# DATASET RECORDS:
---*---

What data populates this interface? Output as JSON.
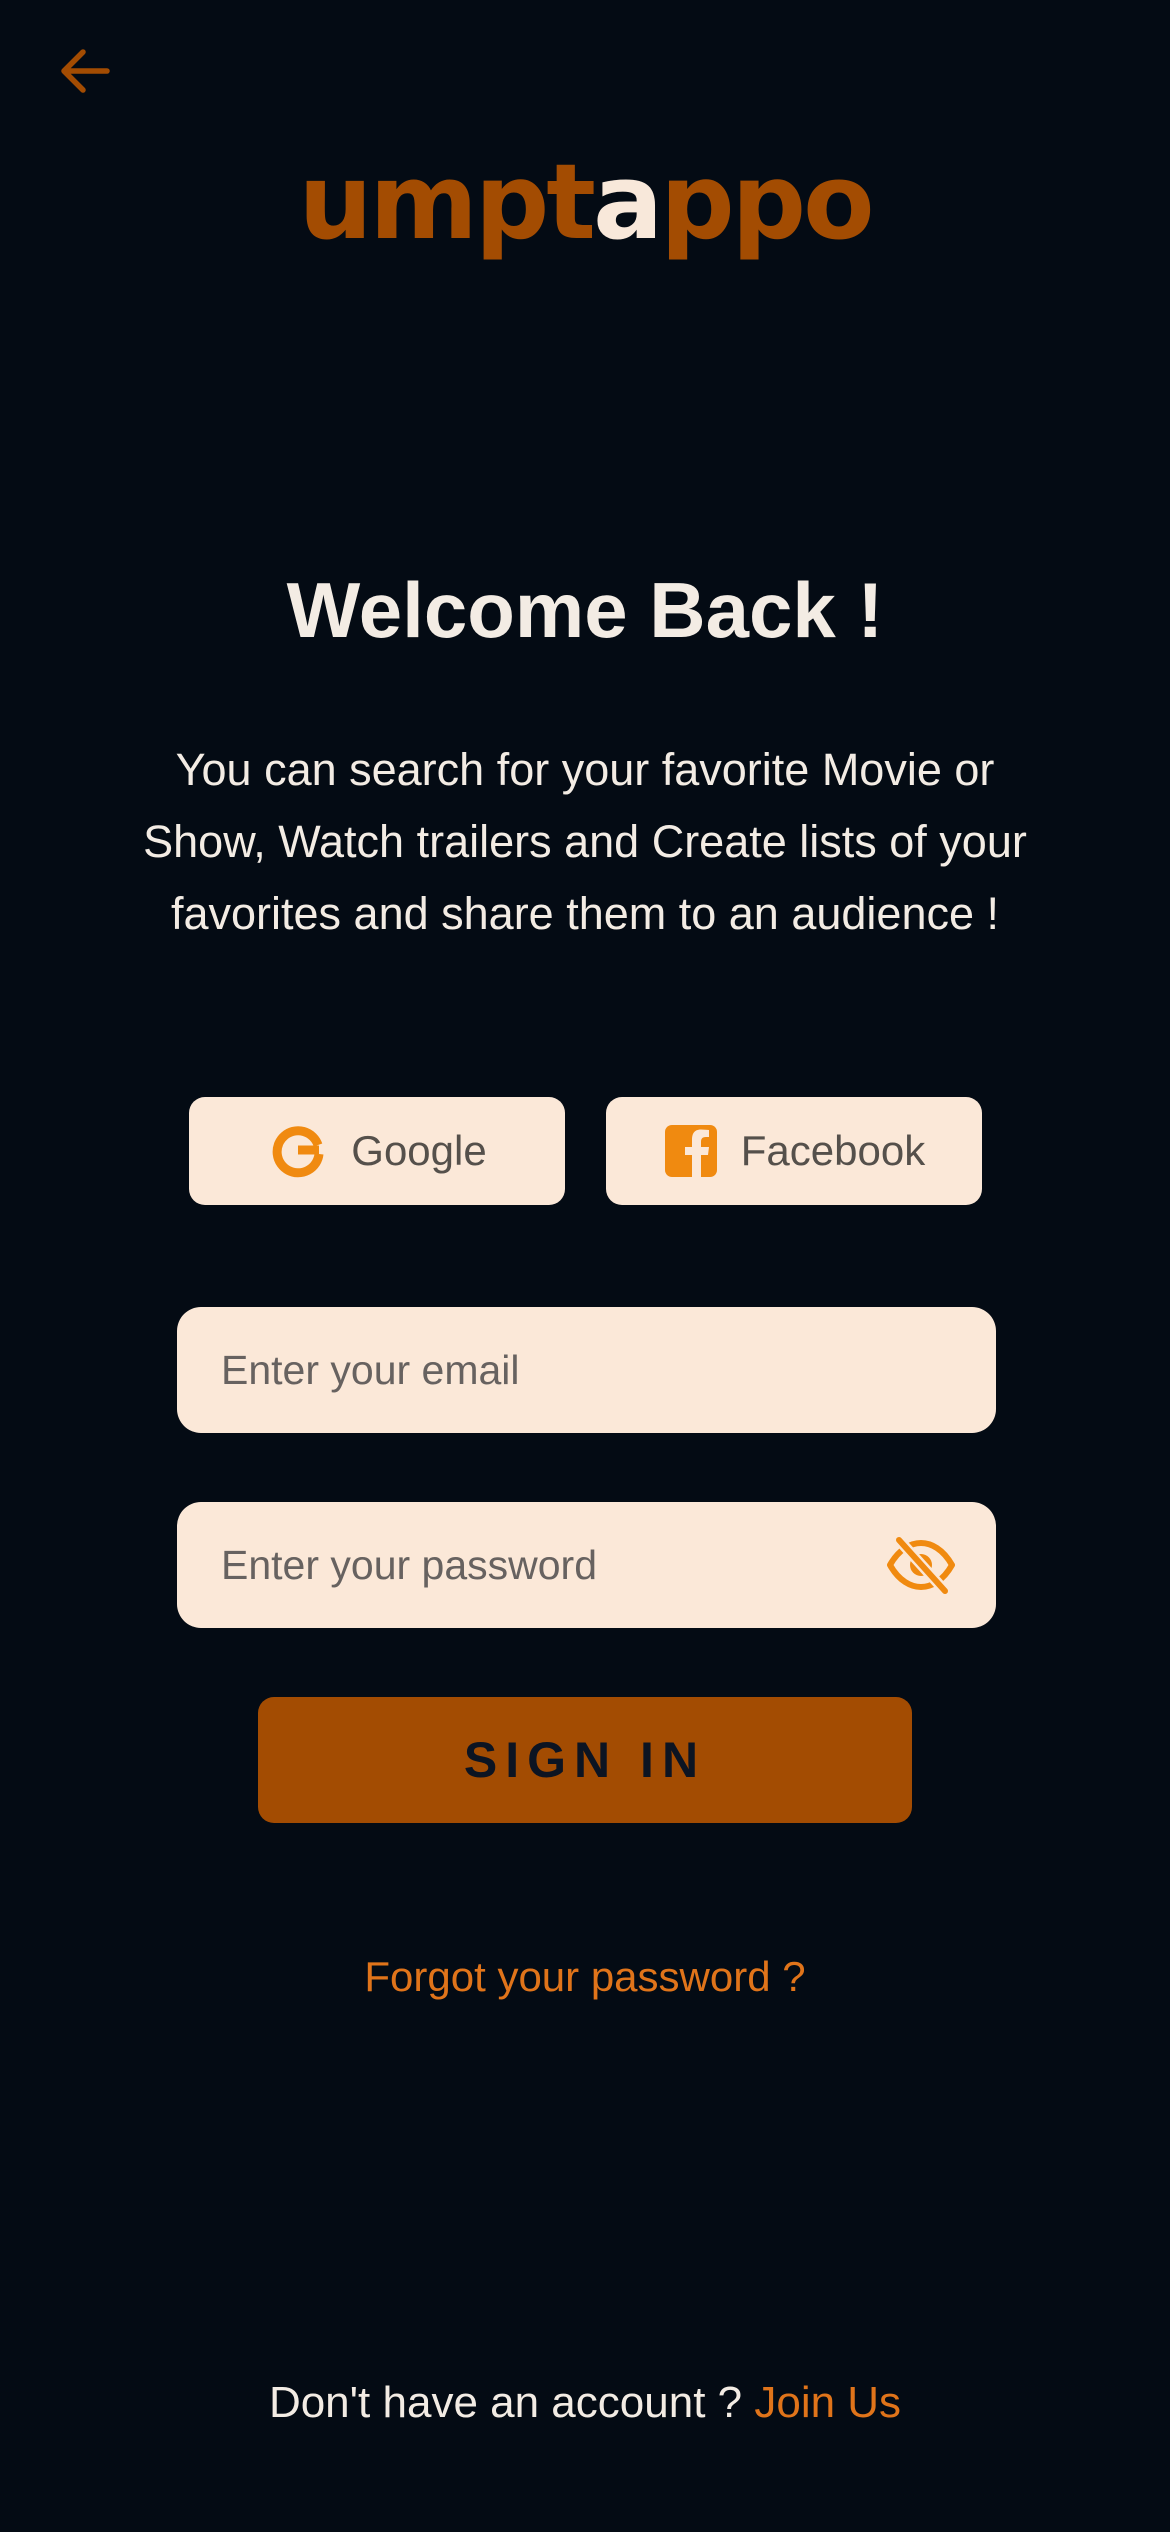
{
  "header": {
    "back_icon": "arrow-left-icon",
    "logo_part1": "umpt",
    "logo_part2": "a",
    "logo_part3": "ppo"
  },
  "welcome": {
    "title": "Welcome Back !",
    "subtitle": "You can search for your favorite Movie or Show, Watch trailers and Create lists of your favorites and share them to an audience !"
  },
  "social": {
    "google_label": "Google",
    "google_icon": "google-icon",
    "facebook_label": "Facebook",
    "facebook_icon": "facebook-icon"
  },
  "form": {
    "email_placeholder": "Enter your email",
    "email_value": "",
    "password_placeholder": "Enter your password",
    "password_value": "",
    "password_toggle_icon": "eye-off-icon",
    "signin_label": "SIGN IN",
    "forgot_label": "Forgot your password ?"
  },
  "footer": {
    "prompt": "Don't have an account ?",
    "join_label": "Join Us"
  },
  "colors": {
    "background": "#040b14",
    "accent": "#a34c02",
    "accent_bright": "#e0741a",
    "field_background": "#fbe8d8",
    "icon_orange": "#f08a10"
  }
}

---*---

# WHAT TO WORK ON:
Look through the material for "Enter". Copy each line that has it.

# EXPECTED ANSWER:
    "email_placeholder": "Enter your email",
    "password_placeholder": "Enter your password",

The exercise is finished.